But more important, appealing to a religious framework in order to advocate for progress for LGBT people does nothing to solve the South’s underlying problem; namely, that matters of governmental policy, civil rights, and basic social tolerance are always considered in a religious framework, when the church has absolutely no place in the discussion. No, it is not the HRC’s job to single-handedly “fix the South,” but at the very least it should try to avoid encouraging the theocratic hegemony that is at the root of so much of the region’s “backwardness.” I understand, of course, that many LGBT Southerners are also religious, but even they should recognize the danger of arguing for their equality in religious terms—as earlier civil rights leaders have taught us, it is a tricky thing to use the oppressor’s language to advocate for the oppressed person’s freedom. This is nowhere truer than in the case of governmental protections, where a particular faith tradition’s feelings, whether positive or negative, are simply irrelevant.

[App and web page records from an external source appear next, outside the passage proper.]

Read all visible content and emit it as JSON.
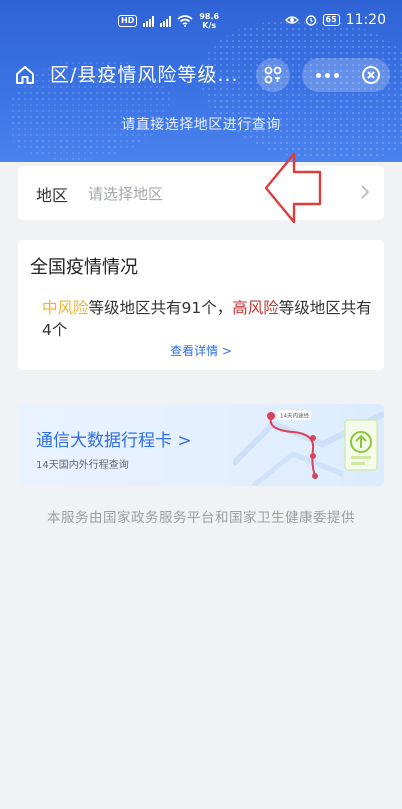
{
  "status_bar": {
    "hd": "HD",
    "net_speed_value": "98.6",
    "net_speed_unit": "K/s",
    "battery": "65",
    "time": "11:20"
  },
  "nav": {
    "title": "区/县疫情风险等级..."
  },
  "header": {
    "subtitle": "请直接选择地区进行查询"
  },
  "region_select": {
    "label": "地区",
    "placeholder": "请选择地区"
  },
  "national": {
    "title": "全国疫情情况",
    "mid_risk_label": "中风险",
    "mid_risk_text": "等级地区共有91个，",
    "high_risk_label": "高风险",
    "high_risk_text": "等级地区共有4个",
    "detail_link": "查看详情 >"
  },
  "travel_card": {
    "title": "通信大数据行程卡 >",
    "subtitle": "14天国内外行程查询",
    "map_tag": "14天内途经"
  },
  "footer": {
    "note": "本服务由国家政务服务平台和国家卫生健康委提供"
  },
  "colors": {
    "header_blue": "#3b73e4",
    "link_blue": "#2f6fe4",
    "mid_risk": "#f0b43a",
    "high_risk": "#c8322f",
    "annotation_red": "#e03c3c"
  }
}
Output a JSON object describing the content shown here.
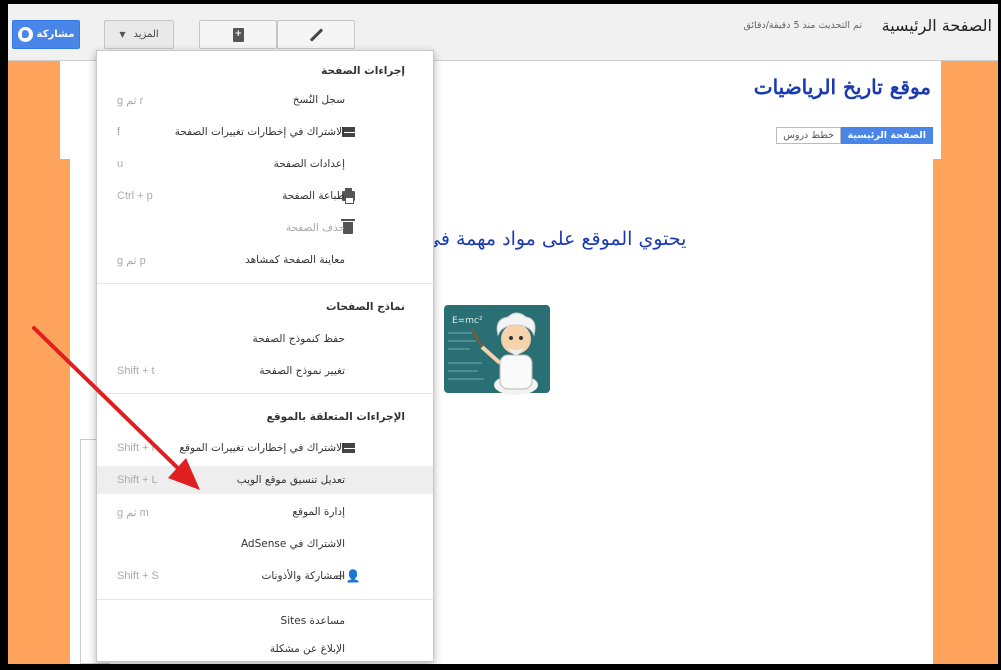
{
  "topbar": {
    "page_title": "الصفحة الرئيسية",
    "updated_note": "تم التحديث منذ 5 دقيقة/دقائق",
    "share_label": "مشاركة",
    "more_label": "المزيد"
  },
  "site": {
    "title": "موقع تاريخ الرياضيات",
    "nav": {
      "home": "الصفحة الرئيسية",
      "lessons": "خطط دروس"
    },
    "content_text": "يحتوي الموقع على مواد مهمة في",
    "board_text": "E=mc²"
  },
  "menu": {
    "section1": {
      "heading": "إجراءات الصفحة",
      "items": [
        {
          "label": "سجل النُسخ",
          "shortcut": "g ثم r"
        },
        {
          "label": "الاشتراك في إخطارات تغييرات الصفحة",
          "shortcut": "f",
          "icon": "mail-icon"
        },
        {
          "label": "إعدادات الصفحة",
          "shortcut": "u"
        },
        {
          "label": "طباعة الصفحة",
          "shortcut": "Ctrl + p",
          "icon": "print-icon"
        },
        {
          "label": "حذف الصفحة",
          "shortcut": "",
          "icon": "trash-icon",
          "disabled": true
        },
        {
          "label": "معاينة الصفحة كمشاهد",
          "shortcut": "g ثم p"
        }
      ]
    },
    "section2": {
      "heading": "نماذج الصفحات",
      "items": [
        {
          "label": "حفظ كنموذج الصفحة",
          "shortcut": ""
        },
        {
          "label": "تغيير نموذج الصفحة",
          "shortcut": "Shift + t"
        }
      ]
    },
    "section3": {
      "heading": "الإجراءات المتعلقة بالموقع",
      "items": [
        {
          "label": "الاشتراك في إخطارات تغييرات الموقع",
          "shortcut": "Shift + f",
          "icon": "mail-icon"
        },
        {
          "label": "تعديل تنسيق موقع الويب",
          "shortcut": "Shift + L",
          "highlighted": true
        },
        {
          "label": "إدارة الموقع",
          "shortcut": "g ثم m"
        },
        {
          "label": "الاشتراك في AdSense",
          "shortcut": ""
        },
        {
          "label": "المشاركة والأذونات",
          "shortcut": "Shift + S",
          "icon": "add-user-icon"
        }
      ]
    },
    "section4": {
      "items": [
        {
          "label": "مساعدة Sites",
          "shortcut": ""
        },
        {
          "label": "الإبلاغ عن مشكلة",
          "shortcut": ""
        }
      ]
    }
  },
  "colors": {
    "accent": "#4a86e8",
    "site_bg": "#ffa45c",
    "title": "#1a3bb0",
    "arrow": "#e02020"
  }
}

Of course, all this isn’t to say that a customized approach is not necessary in the South. As I have written before, a strident, confrontational pride parade style of advocacy may not be the most effective way to go (questions of visceral satisfaction aside). Appealing to community ties, good citizenship, and equal claims to Southern identity all seem like plausible parts of a tailored Southern strategy. But tweaking one’s message for a specific audience is not the same thing as treating them like fragile children whose delicate sensibilities must be guarded at all costs. Southerners need to get with the program on LGBT equality, but more than that, they need to recall from American Government 101 that limited religious perspectives simply have no place in determining legal policy or even baseline social civility. The argument for equality should have nothing to do with who does or does not have God as a parent. We are all Americans, and that’s enough. It’s a tougher tack than the HRC is currently pursuing, to be sure—but I bet my fellow Southerners can handle it.